* [Description of the task]: Lines below that hold the word "this" must be copied in full.

--- START ---

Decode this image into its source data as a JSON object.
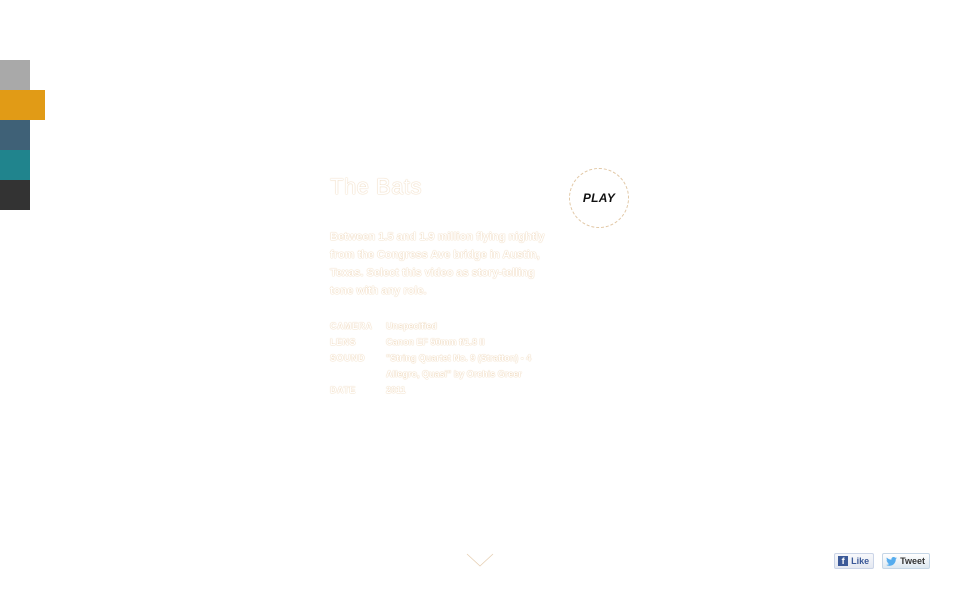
{
  "colors": {
    "swatches": [
      "#ffffff",
      "#a9a9a9",
      "#e19b16",
      "#3f6177",
      "#20848d",
      "#333333"
    ],
    "active_swatch_index": 2,
    "text_outline": "#e8c9a2"
  },
  "video": {
    "title": "The Bats",
    "description": "Between 1.5 and 1.9 million flying nightly from the Congress Ave bridge in Austin, Texas. Select this video as story-telling tone with any role.",
    "meta": [
      {
        "label": "CAMERA",
        "value": "Unspecified"
      },
      {
        "label": "LENS",
        "value": "Canon EF 50mm f/1.8 II"
      },
      {
        "label": "SOUND",
        "value": "\"String Quartet No. 9 (Stratton) - 4 Allegro, Quasi\" by Orchis Greer"
      },
      {
        "label": "DATE",
        "value": "2011"
      }
    ],
    "play_label": "PLAY"
  },
  "social": {
    "like_label": "Like",
    "tweet_label": "Tweet",
    "facebook_color": "#3b5998",
    "twitter_color": "#55acee"
  },
  "icons": {
    "scroll": "chevron-down-icon",
    "facebook": "facebook-icon",
    "twitter": "twitter-bird-icon"
  }
}
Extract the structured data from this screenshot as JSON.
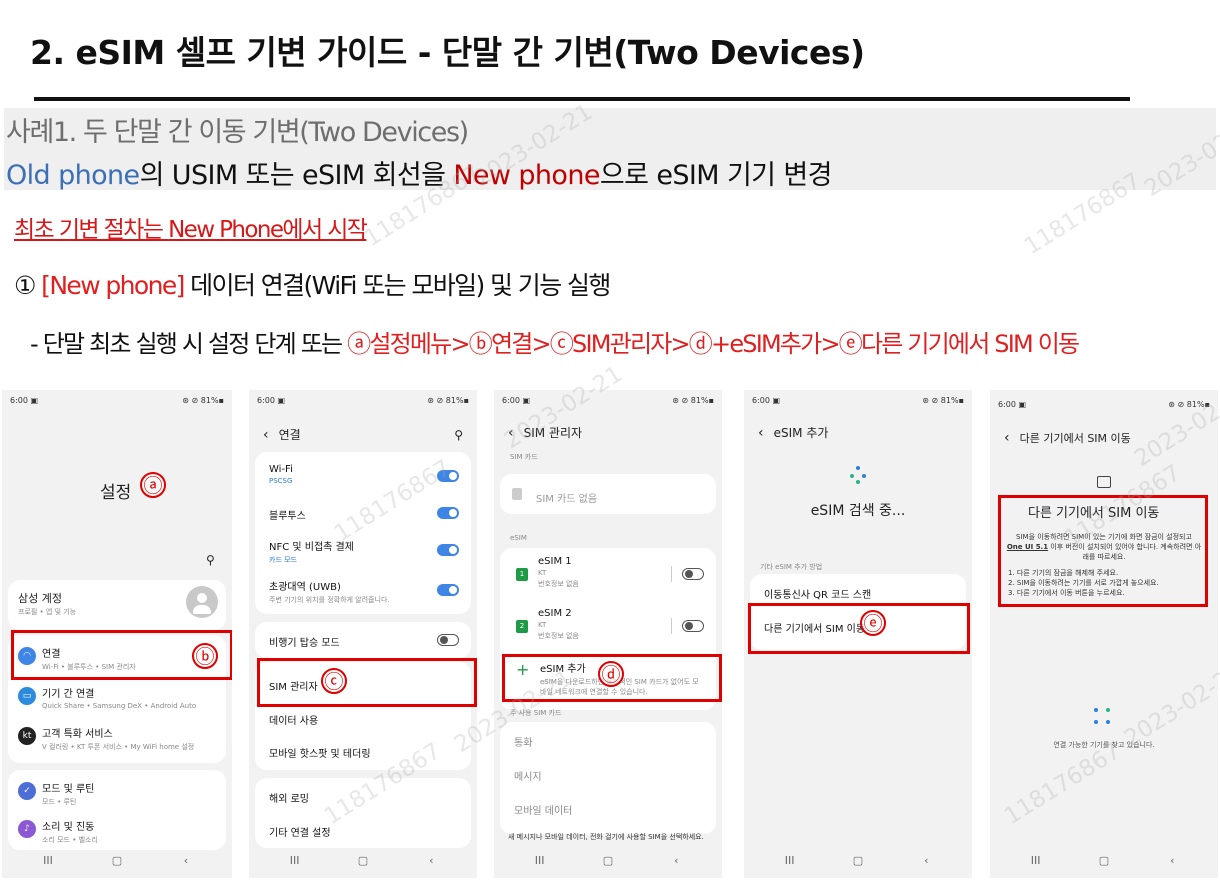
{
  "title": "2. eSIM 셀프 기변 가이드 - 단말 간 기변(Two Devices)",
  "case": {
    "heading": "사례1. 두 단말 간 이동 기변(Two Devices)",
    "desc_old": "Old phone",
    "desc_mid": "의 USIM 또는 eSIM 회선을 ",
    "desc_new": "New phone",
    "desc_end": "으로 eSIM 기기 변경"
  },
  "start_note": {
    "prefix": "최초 기변 절차는 ",
    "emph": "New Phone",
    "suffix": "에서 시작"
  },
  "step1": {
    "num": "①",
    "tag": "[New phone]",
    "text": " 데이터 연결(WiFi 또는 모바일) 및 기능 실행"
  },
  "path": {
    "prefix": "- 단말 최초 실행 시 설정 단계 또는 ",
    "steps": "ⓐ설정메뉴>ⓑ연결>ⓒSIM관리자>ⓓ+eSIM추가>ⓔ다른 기기에서 SIM 이동"
  },
  "watermark": {
    "id": "118176867",
    "date": "2023-02-21"
  },
  "status": {
    "time": "6:00 ▣",
    "right": "⊛ ⊘ 81%▪"
  },
  "markers": {
    "a": "ⓐ",
    "b": "ⓑ",
    "c": "ⓒ",
    "d": "ⓓ",
    "e": "ⓔ"
  },
  "nav": {
    "recent": "III",
    "home": "▢",
    "back": "‹"
  },
  "screen1": {
    "title": "설정",
    "account": {
      "title": "삼성 계정",
      "sub": "프로필 • 앱 및 기능"
    },
    "items": [
      {
        "title": "연결",
        "sub": "Wi-Fi • 블루투스 • SIM 관리자",
        "icon": "wifi-icon"
      },
      {
        "title": "기기 간 연결",
        "sub": "Quick Share • Samsung DeX • Android Auto",
        "icon": "devices-icon"
      },
      {
        "title": "고객 특화 서비스",
        "sub": "V 컬러링 • KT 투폰 서비스 • My WiFi home 설정",
        "icon": "kt-icon"
      },
      {
        "title": "모드 및 루틴",
        "sub": "모드 • 루틴",
        "icon": "check-icon"
      },
      {
        "title": "소리 및 진동",
        "sub": "소리 모드 • 벨소리",
        "icon": "sound-icon"
      }
    ]
  },
  "screen2": {
    "title": "연결",
    "wifi": {
      "title": "Wi-Fi",
      "sub": "PSCSG"
    },
    "bluetooth": "블루투스",
    "nfc": {
      "title": "NFC 및 비접촉 결제",
      "sub": "카드 모드"
    },
    "uwb": {
      "title": "초광대역 (UWB)",
      "sub": "주변 기기의 위치를 정확하게 알려줍니다."
    },
    "airplane": "비행기 탑승 모드",
    "sim_manager": "SIM 관리자",
    "data_usage": "데이터 사용",
    "hotspot": "모바일 핫스팟 및 테더링",
    "roaming": "해외 로밍",
    "more": "기타 연결 설정"
  },
  "screen3": {
    "title": "SIM 관리자",
    "sim_card_label": "SIM 카드",
    "no_sim": "SIM 카드 없음",
    "esim_label": "eSIM",
    "esim1": {
      "title": "eSIM 1",
      "carrier": "KT",
      "sub": "번호정보 없음"
    },
    "esim2": {
      "title": "eSIM 2",
      "carrier": "KT",
      "sub": "번호정보 없음"
    },
    "add": {
      "title": "eSIM 추가",
      "sub": "eSIM을 다운로드하면 물리적인 SIM 카드가 없어도 모바일 네트워크에 연결할 수 있습니다."
    },
    "primary_label": "주 사용 SIM 카드",
    "calls": "통화",
    "messages": "메시지",
    "mobile_data": "모바일 데이터",
    "footer": "새 메시지나 모바일 데이터, 전화 걸기에 사용할 SIM을 선택하세요."
  },
  "screen4": {
    "title": "eSIM 추가",
    "searching": "eSIM 검색 중...",
    "other_label": "기타 eSIM 추가 방법",
    "qr": "이동통신사 QR 코드 스캔",
    "transfer": "다른 기기에서 SIM 이동"
  },
  "screen5": {
    "title": "다른 기기에서 SIM 이동",
    "heading": "다른 기기에서 SIM 이동",
    "body1": "SIM을 이동하려면 SIM이 있는 기기에 화면 잠금이 설정되고",
    "body2_link": "One UI 5.1",
    "body2": " 이후 버전이 설치되어 있어야 합니다. 계속하려면 아래를 따르세요.",
    "list": [
      "1. 다른 기기의 잠금을 해제해 주세요.",
      "2. SIM을 이동하려는 기기를 서로 가깝게 놓으세요.",
      "3. 다른 기기에서 이동 버튼을 누르세요."
    ],
    "looking": "연결 가능한 기기를 찾고 있습니다."
  }
}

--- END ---

* [Exercise result]:
Decode this image into its source data as a JSON object.
    "description": "Between 1.5 and 1.9 million flying nightly from the Congress Ave bridge in Austin, Texas. Select this video as story-telling tone with any role.",
Extract the structured data from this screenshot as JSON.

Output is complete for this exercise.